DACA

Established in 2012 as an executive order, Deferred Action for Childhood Arrivals (DACA) is a type of administrative relief from deportation for eligible undocumented immigrants who arrived to the U.S. as children. DACA essentially grants program recipients: 1) protection from deportation, and 2) a work permit. The program expires after two years, subject to renewal.

Due to recent federal policy changes, the DACA program is not currently open to new applicants. Only current DACA recipients are eligible to renew their documentation.

 

Notable DACA updates

Since the Fall of 2017, DACA has been subject to various changes. As of January 2018, DACA has been partially restored. It should be noted that new applications are not being accepted. Although there are various state lawsuits seeking to terminate DACA, there are also federal rulings in place seeking to restore DACA completely and Congresspeople advocating for Dreamers.

  • September 5th, 2017: The Trump administration announced that it intended to rescind/ terminate DACA. The Department of Homeland Security (DHS) stops accepting new applications for the DACA program.

  • January 9th, 2018: A federal judge in California temporarily blocks the Trump administration efforts to end DACA. As a result of this federal ruling, DACA recipients can now apply to renew their DACA. Unfortunately, qualifying undocumented people cannot file a first-time application; they must have had previously or currently have DACA to be able to file.

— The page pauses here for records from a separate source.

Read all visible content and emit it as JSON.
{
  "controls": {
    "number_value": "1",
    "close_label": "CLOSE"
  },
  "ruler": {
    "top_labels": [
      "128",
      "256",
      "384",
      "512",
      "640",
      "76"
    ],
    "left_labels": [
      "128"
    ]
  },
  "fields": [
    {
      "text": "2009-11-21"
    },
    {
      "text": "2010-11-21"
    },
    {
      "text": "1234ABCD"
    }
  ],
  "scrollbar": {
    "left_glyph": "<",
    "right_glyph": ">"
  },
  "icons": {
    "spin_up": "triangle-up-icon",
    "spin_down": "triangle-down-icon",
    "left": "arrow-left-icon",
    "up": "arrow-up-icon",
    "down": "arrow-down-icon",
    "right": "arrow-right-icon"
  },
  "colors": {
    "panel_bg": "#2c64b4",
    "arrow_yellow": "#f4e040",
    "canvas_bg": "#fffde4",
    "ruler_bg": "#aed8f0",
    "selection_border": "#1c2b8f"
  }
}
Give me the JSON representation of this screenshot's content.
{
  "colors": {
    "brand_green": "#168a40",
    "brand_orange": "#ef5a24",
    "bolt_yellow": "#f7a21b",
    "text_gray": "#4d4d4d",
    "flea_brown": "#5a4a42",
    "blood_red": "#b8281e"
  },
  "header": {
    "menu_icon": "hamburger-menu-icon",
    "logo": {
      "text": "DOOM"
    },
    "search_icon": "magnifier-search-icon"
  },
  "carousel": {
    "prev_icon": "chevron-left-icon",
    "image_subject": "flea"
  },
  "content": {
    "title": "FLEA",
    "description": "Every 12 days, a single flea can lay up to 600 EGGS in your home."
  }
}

  • April 24th, 2018: A District of Columbia federal judge issued a ruling ordering the Trump administration to fully restore the DACA program. If the order goes through, it would require the Department of Homeland Security (DHS) to continue to accept and process both new and renewal DACA applications. Please note that at the moment, you still cannot file an initial application. In its ruling, the federal judge found fault with DHS’s offered justification for rescinding DACA – that the program was unlawful – without further explaining a legal basis for the agency’s conclusion. The Court stayed its order for 90 days, giving DHS an opportunity to better explain its rescission decision by July 23rd, 2018. If DHS does not give a valid reason for rescinding DACA within 90 days, the DACA program could possibly be restored in its entirety. However, the fate of the program may continue to be up in the air even after July 23rd because of various state lawsuits seeking to terminate DACA.

  • July 23rd, 2018: The District of Columbia federal court that set a 90-day deadline for the government to respond in the DACA casa, has extended that deadline indefinitely. This does not change much. As of July 23rd, 2018: 
    • People who once had DACA are still eligible to renew.
    • People who never had DACA are currently NOT eligible to apply for DACA.
    • Advance Parole is NOT available for anybody who has DACA. Currently you cannot travel outside the country under this program.
    • If your DACA is expired you can still renew.

 

Renewing your DACA

If you are wondering whether you should renew your DACA and/or how to go about it, click here.

 

For More Information

For more information about the status of DACA, you can contact us or visit the following organizations:

Extensive research from credible organizations like the National Immigration Law Center and United We Dream was conducted to provide the information on this page, but the information above is not intended as legal advice. 

 

 

This web page was last updated on 07/25/2018 by the MOSAIC Student Advocacy and Support Student Assistant.